Whilst NonStop remains the world’s No.1 choice for Mission-Critical systems, identifying and retaining resource with the...
It was a Blue and Stormy Green Night …
If you have never seen the early evening sky in autumn in Ontario, you are missing quite the experience. The depth of the blue is breathtaking. Just after the sun dips below the horizon, the sky goes green, like a rectangle we now see on PDFs and PowerPoints done by our favourite salespeople. The blue towards the east is deep and contrasts the greens toward the west. If you are lucky, a brief flash of inspiration will hit you as the zodiac lights make their elusive show. Lightning struct last September for me and my team as we pondered the NSGit roadmap.
We live and work in a world of falling silos. Where what was historically isolated is now forced, almost viscerally through staff reductions, retirements, budget cuts, but mostly by the continuing pressure to deliver features quickly, to come together in some unified way. Our talks of what was coming from the NSGit roadmap seemed to speak to problems on another silo experiencing angst – our IBM cousins. The more we explored where NSGit was going, the more the solutions kept resonating on z/OS. And then the flash! Or maybe it was portability planning we did a year before. Or the major ask we had from customers who kept wanting NSGit to run anywhere.
Swipe left a year and we had NSGit in a position where our compatibility layer worked under GCC. Remember the A.I. presentations? And on October 1st we took delivery, virtually, of our z/OS machine. Still driven a lot by heroics, we now have NSGit supporting MVS. It’s called Ingot/MVS if you’re interested and its customer ready. But the kicker is that both remaining major silos in information technology can now be fully integrated into the rest of the world.
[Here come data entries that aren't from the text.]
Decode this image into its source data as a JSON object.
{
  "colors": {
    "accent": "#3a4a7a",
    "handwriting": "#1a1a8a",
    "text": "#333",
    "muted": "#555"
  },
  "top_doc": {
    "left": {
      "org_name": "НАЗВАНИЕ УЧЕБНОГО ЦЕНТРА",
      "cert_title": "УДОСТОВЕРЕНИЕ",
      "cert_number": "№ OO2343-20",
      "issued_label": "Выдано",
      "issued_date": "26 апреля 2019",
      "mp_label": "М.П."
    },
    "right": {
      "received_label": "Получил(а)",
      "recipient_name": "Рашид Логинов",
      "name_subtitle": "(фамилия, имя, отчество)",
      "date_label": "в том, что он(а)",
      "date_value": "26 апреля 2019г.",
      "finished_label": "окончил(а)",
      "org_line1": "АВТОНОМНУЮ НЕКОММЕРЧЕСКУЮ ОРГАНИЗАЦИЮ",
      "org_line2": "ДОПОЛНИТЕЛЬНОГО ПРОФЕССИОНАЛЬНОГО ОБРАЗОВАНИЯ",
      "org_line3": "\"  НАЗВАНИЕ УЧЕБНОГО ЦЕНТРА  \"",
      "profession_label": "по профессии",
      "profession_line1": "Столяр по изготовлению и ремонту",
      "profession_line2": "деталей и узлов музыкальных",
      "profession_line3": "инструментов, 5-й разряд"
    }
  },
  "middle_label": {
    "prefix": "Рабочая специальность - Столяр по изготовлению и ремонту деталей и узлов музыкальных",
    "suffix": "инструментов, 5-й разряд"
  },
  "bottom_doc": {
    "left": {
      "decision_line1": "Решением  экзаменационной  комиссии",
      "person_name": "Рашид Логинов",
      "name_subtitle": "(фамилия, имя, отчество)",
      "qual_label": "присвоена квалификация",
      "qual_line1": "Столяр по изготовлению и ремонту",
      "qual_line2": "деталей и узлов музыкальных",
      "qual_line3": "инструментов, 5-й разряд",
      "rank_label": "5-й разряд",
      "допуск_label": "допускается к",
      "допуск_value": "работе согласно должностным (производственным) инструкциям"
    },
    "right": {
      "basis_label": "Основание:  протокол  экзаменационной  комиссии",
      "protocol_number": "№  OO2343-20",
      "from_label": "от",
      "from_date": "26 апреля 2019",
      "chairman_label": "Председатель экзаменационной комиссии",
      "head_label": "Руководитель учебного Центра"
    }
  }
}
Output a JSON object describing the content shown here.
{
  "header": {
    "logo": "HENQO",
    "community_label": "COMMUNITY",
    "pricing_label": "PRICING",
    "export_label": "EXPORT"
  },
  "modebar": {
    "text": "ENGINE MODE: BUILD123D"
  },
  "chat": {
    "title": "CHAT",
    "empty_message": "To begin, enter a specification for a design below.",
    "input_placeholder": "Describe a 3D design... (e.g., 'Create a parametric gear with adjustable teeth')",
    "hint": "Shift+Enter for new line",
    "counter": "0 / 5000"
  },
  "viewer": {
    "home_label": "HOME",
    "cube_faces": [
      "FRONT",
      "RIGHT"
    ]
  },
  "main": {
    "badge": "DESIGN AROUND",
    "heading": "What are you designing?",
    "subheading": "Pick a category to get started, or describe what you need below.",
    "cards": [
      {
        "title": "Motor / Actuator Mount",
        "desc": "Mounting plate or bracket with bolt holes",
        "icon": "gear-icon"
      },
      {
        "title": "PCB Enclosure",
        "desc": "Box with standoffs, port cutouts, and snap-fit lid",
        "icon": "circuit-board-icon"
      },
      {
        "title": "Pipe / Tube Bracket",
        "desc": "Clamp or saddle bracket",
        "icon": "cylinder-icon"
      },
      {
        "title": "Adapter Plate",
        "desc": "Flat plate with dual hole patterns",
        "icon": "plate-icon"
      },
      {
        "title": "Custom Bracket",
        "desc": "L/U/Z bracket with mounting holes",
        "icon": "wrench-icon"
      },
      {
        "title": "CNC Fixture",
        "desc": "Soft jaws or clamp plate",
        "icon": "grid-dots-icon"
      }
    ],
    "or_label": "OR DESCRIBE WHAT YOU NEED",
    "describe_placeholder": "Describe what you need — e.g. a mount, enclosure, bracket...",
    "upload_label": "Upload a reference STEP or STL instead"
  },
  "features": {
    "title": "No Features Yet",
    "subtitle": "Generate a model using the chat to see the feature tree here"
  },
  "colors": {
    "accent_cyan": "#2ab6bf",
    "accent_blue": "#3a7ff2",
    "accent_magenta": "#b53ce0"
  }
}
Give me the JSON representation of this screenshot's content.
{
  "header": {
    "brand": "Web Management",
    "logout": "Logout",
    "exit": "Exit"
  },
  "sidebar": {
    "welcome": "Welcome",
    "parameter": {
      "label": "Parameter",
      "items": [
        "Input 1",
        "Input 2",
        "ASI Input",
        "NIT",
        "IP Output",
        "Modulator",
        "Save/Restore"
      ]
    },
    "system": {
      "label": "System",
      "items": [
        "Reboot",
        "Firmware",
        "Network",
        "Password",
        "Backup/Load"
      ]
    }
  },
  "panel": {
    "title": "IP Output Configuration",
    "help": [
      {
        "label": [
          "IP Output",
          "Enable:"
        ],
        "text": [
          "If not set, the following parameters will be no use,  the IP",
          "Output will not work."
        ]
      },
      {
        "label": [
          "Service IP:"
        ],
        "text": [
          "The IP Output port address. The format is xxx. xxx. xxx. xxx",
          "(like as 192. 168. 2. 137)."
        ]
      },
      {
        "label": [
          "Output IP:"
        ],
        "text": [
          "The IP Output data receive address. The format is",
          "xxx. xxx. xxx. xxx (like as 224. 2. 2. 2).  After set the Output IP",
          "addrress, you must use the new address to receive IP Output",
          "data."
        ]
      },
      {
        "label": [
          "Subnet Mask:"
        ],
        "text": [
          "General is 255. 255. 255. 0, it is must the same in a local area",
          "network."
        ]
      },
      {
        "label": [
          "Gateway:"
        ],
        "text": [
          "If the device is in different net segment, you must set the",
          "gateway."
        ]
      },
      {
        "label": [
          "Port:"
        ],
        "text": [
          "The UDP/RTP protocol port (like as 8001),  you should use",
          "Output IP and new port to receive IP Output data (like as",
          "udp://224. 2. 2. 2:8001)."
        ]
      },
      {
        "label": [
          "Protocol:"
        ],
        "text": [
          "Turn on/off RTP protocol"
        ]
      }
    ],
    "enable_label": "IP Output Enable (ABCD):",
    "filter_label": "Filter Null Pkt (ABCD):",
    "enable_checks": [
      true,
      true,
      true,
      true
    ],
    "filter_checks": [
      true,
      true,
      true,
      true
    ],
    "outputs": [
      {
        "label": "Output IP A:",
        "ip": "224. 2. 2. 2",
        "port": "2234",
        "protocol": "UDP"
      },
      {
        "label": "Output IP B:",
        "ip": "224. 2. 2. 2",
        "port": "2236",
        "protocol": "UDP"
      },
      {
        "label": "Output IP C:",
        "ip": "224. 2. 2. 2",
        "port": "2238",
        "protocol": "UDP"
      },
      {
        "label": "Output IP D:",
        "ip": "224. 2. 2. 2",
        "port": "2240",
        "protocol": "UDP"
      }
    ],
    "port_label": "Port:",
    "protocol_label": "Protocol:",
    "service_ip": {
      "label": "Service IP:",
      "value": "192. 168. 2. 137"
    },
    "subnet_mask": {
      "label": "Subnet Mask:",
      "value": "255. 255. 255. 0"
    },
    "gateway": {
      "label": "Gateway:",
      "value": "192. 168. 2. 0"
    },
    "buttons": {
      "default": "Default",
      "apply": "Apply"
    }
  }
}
In a sense, we have gone back to our roots, where NonStop and MVS made up the first real hybrid environments, driving our ATMs and POS devices from NonStop, and keeping the accounts current on our IBM mainframes. The difference is that now, finally, after decades of trying, our hybrid solutions can be managed together in our local cloud using the industry standard git ecosystem.
As I write this, the sun just blazed out into clear skies after a serious winter storm. It feels like we are on an upswing of opportunity and hope, where we can now do anything from anywhere, leverage people to work flexibly without being restricted to silos, since the processes for doing anything and delivering everything are now the same. Isn’t this the core of what DevOps offers? So what’s holding you back?
Randall Becker is the brains behind NSGit and also maintains the git port for NonStop H/J and L-series operating systems at ITUGLIB. He has designed the DevOps process structure for ITUGLIB and many NonStop shops to improve time to market delivery.